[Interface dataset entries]
· · · · · · ·

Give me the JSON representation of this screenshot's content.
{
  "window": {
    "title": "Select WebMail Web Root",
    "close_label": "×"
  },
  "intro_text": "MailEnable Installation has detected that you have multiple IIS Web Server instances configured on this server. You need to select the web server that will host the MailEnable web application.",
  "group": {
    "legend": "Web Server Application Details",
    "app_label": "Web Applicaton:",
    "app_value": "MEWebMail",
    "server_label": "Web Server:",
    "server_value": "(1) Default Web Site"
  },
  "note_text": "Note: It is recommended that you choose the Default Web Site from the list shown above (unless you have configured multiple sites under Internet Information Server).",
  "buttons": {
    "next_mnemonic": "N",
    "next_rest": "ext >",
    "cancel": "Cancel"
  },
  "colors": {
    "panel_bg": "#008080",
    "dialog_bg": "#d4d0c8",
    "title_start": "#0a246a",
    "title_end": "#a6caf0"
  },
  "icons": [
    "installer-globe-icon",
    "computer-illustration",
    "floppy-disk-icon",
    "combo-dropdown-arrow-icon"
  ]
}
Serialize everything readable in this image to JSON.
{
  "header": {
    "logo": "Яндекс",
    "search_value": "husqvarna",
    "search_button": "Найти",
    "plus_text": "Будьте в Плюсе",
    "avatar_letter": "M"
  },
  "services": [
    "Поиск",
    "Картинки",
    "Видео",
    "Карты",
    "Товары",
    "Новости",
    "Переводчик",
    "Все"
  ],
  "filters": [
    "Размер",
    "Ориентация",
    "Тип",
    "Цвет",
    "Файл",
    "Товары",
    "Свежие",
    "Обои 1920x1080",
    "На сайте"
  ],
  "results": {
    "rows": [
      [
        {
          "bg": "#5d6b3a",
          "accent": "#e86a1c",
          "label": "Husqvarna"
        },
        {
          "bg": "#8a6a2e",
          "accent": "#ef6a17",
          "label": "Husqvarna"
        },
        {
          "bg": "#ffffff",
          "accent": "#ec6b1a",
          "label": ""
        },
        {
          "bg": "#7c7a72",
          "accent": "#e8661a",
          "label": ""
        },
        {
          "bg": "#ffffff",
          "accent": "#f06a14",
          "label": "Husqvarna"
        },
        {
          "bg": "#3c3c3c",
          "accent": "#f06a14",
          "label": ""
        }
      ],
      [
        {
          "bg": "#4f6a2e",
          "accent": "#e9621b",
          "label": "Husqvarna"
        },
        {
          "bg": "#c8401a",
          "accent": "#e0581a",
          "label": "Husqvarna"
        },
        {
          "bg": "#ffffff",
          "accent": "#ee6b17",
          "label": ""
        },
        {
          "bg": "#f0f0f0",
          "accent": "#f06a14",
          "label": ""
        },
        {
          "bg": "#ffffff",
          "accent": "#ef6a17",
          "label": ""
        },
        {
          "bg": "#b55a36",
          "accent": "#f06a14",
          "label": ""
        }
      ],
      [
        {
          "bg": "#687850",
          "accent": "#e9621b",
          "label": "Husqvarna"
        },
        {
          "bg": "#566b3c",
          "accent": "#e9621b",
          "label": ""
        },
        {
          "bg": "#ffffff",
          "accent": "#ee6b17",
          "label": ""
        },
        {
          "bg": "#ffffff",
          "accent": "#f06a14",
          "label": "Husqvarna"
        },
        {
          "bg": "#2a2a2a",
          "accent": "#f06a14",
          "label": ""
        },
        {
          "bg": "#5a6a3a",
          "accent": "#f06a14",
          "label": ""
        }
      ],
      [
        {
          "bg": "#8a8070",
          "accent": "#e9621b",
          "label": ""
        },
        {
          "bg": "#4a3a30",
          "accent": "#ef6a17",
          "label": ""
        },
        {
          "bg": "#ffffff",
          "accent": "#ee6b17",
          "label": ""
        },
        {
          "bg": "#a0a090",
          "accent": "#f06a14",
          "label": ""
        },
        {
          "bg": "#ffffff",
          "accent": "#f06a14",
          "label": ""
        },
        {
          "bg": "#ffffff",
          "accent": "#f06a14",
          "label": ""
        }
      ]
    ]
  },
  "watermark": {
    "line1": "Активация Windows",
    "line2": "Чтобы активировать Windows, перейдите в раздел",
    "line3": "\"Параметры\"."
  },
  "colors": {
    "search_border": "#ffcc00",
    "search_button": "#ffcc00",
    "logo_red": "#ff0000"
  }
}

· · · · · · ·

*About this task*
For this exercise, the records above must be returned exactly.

*Answer to the exercise*
Give me the JSON representation of this screenshot's content.
{
  "window": {
    "title": "Select WebMail Web Root",
    "close_label": "×"
  },
  "intro_text": "MailEnable Installation has detected that you have multiple IIS Web Server instances configured on this server. You need to select the web server that will host the MailEnable web application.",
  "group": {
    "legend": "Web Server Application Details",
    "app_label": "Web Applicaton:",
    "app_value": "MEWebMail",
    "server_label": "Web Server:",
    "server_value": "(1) Default Web Site"
  },
  "note_text": "Note: It is recommended that you choose the Default Web Site from the list shown above (unless you have configured multiple sites under Internet Information Server).",
  "buttons": {
    "next_mnemonic": "N",
    "next_rest": "ext >",
    "cancel": "Cancel"
  },
  "colors": {
    "panel_bg": "#008080",
    "dialog_bg": "#d4d0c8",
    "title_start": "#0a246a",
    "title_end": "#a6caf0"
  },
  "icons": [
    "installer-globe-icon",
    "computer-illustration",
    "floppy-disk-icon",
    "combo-dropdown-arrow-icon"
  ]
}
Serialize everything readable in this image to JSON.
{
  "header": {
    "logo": "Яндекс",
    "search_value": "husqvarna",
    "search_button": "Найти",
    "plus_text": "Будьте в Плюсе",
    "avatar_letter": "M"
  },
  "services": [
    "Поиск",
    "Картинки",
    "Видео",
    "Карты",
    "Товары",
    "Новости",
    "Переводчик",
    "Все"
  ],
  "filters": [
    "Размер",
    "Ориентация",
    "Тип",
    "Цвет",
    "Файл",
    "Товары",
    "Свежие",
    "Обои 1920x1080",
    "На сайте"
  ],
  "results": {
    "rows": [
      [
        {
          "bg": "#5d6b3a",
          "accent": "#e86a1c",
          "label": "Husqvarna"
        },
        {
          "bg": "#8a6a2e",
          "accent": "#ef6a17",
          "label": "Husqvarna"
        },
        {
          "bg": "#ffffff",
          "accent": "#ec6b1a",
          "label": ""
        },
        {
          "bg": "#7c7a72",
          "accent": "#e8661a",
          "label": ""
        },
        {
          "bg": "#ffffff",
          "accent": "#f06a14",
          "label": "Husqvarna"
        },
        {
          "bg": "#3c3c3c",
          "accent": "#f06a14",
          "label": ""
        }
      ],
      [
        {
          "bg": "#4f6a2e",
          "accent": "#e9621b",
          "label": "Husqvarna"
        },
        {
          "bg": "#c8401a",
          "accent": "#e0581a",
          "label": "Husqvarna"
        },
        {
          "bg": "#ffffff",
          "accent": "#ee6b17",
          "label": ""
        },
        {
          "bg": "#f0f0f0",
          "accent": "#f06a14",
          "label": ""
        },
        {
          "bg": "#ffffff",
          "accent": "#ef6a17",
          "label": ""
        },
        {
          "bg": "#b55a36",
          "accent": "#f06a14",
          "label": ""
        }
      ],
      [
        {
          "bg": "#687850",
          "accent": "#e9621b",
          "label": "Husqvarna"
        },
        {
          "bg": "#566b3c",
          "accent": "#e9621b",
          "label": ""
        },
        {
          "bg": "#ffffff",
          "accent": "#ee6b17",
          "label": ""
        },
        {
          "bg": "#ffffff",
          "accent": "#f06a14",
          "label": "Husqvarna"
        },
        {
          "bg": "#2a2a2a",
          "accent": "#f06a14",
          "label": ""
        },
        {
          "bg": "#5a6a3a",
          "accent": "#f06a14",
          "label": ""
        }
      ],
      [
        {
          "bg": "#8a8070",
          "accent": "#e9621b",
          "label": ""
        },
        {
          "bg": "#4a3a30",
          "accent": "#ef6a17",
          "label": ""
        },
        {
          "bg": "#ffffff",
          "accent": "#ee6b17",
          "label": ""
        },
        {
          "bg": "#a0a090",
          "accent": "#f06a14",
          "label": ""
        },
        {
          "bg": "#ffffff",
          "accent": "#f06a14",
          "label": ""
        },
        {
          "bg": "#ffffff",
          "accent": "#f06a14",
          "label": ""
        }
      ]
    ]
  },
  "watermark": {
    "line1": "Активация Windows",
    "line2": "Чтобы активировать Windows, перейдите в раздел",
    "line3": "\"Параметры\"."
  },
  "colors": {
    "search_border": "#ffcc00",
    "search_button": "#ffcc00",
    "logo_red": "#ff0000"
  }
}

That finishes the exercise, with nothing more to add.